Last but not least, the lute could symbolize the concord and harmony in matrimony and family made evident by numerous family portraits with musical instruments. The Portrait of the Family (fig. 12) Van Berchem by the Flemish master Frans Floris (1561) demonstrates this concord and harmony in double sense: both husband and wife play an instrument (lute and a polygon spinet) with pairs of strings which stand for two different people "tuning" their hearts to an harmonious "sound" (life) like the strings should be well tuned to produce harmonious chords.
This concept was praised in a moving poem by Constantijn Huygens, private secretary to two Dutch Stadtholders and perhaps the most prominent figure in the Dutch musical life of his time: Twee ongepaerde handen op een clavecymbel ("Two unpaired hands on a harpsichord"), dated 23 February, 1648, with the conclusion that [two concordant souls] "in a heavenly way will give birth to a joy, a delight, only known by few who carry flesh and bones. It is part of angels' singing." Commenting on this poem the musicologist Frits Noske wrote: "Concord (eendracht) between husband and wife is described here not as serene co-ordination or fusion but as a bond of two unequal, though equivalent, individuals... ."11
Constantijn Huygens and his Clerk (detail)
Thomas de Keyser
1627, National Gallery London<
Luit, getuige van mijn tranen,
Luit, getuige van mijn vreugd,
Van mijn' onbevlekte jeugd:
Luit, toekomende verblijden,
(Als 't het de Hemel wel mag lijden)
Van mijn' dorren ouderdom
Luit, mijn' stille Treves-trom [treves: 12-jarig bestand]
Luit, mijn' fluit, mijn dove trompen,
Luit, mijn' feest mijn' druiven-dompen,
Luit, mijn heus onnozel spel,
Mijn vermakelijk gekwel.
(Iets boertigs, regel 6-16)
Lute, bear witness to my tears,
Lute, bear witness to my joy,
Of my untarnished youth:
Lute, future enjoyments,
(If heaven will suffer this)
Of my arid old age,
Lute, my silent Treves drum, [Treves: 12-year armistice]

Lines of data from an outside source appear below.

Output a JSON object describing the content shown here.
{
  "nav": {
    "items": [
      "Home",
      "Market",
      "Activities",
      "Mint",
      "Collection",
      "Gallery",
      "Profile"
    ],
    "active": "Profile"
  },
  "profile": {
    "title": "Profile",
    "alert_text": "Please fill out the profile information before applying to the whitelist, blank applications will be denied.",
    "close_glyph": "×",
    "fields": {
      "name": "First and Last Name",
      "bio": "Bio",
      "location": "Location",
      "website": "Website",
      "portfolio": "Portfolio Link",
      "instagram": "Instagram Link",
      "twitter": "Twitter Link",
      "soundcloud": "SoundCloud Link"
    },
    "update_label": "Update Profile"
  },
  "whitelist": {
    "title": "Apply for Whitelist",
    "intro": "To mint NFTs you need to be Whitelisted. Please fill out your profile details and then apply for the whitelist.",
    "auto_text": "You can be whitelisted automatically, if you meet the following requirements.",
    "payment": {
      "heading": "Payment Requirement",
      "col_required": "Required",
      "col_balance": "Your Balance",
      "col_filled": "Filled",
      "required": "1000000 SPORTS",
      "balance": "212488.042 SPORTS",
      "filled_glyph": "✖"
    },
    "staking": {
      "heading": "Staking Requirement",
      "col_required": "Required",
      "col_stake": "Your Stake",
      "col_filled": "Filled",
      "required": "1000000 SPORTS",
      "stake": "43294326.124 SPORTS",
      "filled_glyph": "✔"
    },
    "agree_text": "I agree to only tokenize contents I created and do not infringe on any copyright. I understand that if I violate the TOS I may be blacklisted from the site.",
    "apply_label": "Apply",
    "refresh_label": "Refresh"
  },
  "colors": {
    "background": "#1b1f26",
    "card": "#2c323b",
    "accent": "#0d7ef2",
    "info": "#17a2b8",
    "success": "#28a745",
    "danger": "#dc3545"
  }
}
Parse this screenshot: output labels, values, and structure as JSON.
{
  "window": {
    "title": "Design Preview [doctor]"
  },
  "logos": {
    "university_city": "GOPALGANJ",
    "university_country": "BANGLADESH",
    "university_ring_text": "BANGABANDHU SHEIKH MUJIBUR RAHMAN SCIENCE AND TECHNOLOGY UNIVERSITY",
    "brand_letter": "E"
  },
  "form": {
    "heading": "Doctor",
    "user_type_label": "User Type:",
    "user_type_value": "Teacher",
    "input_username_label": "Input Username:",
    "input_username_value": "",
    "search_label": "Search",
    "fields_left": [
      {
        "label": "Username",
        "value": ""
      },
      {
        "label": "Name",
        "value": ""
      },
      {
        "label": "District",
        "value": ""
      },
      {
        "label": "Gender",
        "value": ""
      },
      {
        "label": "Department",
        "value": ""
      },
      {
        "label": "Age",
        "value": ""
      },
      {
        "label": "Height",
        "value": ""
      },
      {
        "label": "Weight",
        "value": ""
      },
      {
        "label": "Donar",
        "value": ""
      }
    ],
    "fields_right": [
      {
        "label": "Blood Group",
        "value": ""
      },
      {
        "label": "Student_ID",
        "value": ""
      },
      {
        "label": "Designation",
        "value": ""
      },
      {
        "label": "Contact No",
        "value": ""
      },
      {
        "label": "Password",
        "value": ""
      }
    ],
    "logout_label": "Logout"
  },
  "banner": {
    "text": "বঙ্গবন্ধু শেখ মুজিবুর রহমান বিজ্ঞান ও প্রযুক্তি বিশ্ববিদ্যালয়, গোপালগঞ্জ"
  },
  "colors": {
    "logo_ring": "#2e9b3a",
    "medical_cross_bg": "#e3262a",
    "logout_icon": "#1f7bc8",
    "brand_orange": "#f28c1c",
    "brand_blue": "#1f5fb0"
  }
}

Lute, my flute, my deaf muzzles
Lute, my party, my grape-bruising,
Lute, my genuinely witless play,
My amusing warbling
(Something Farcical, lines 6–16)
The Lute on the Web: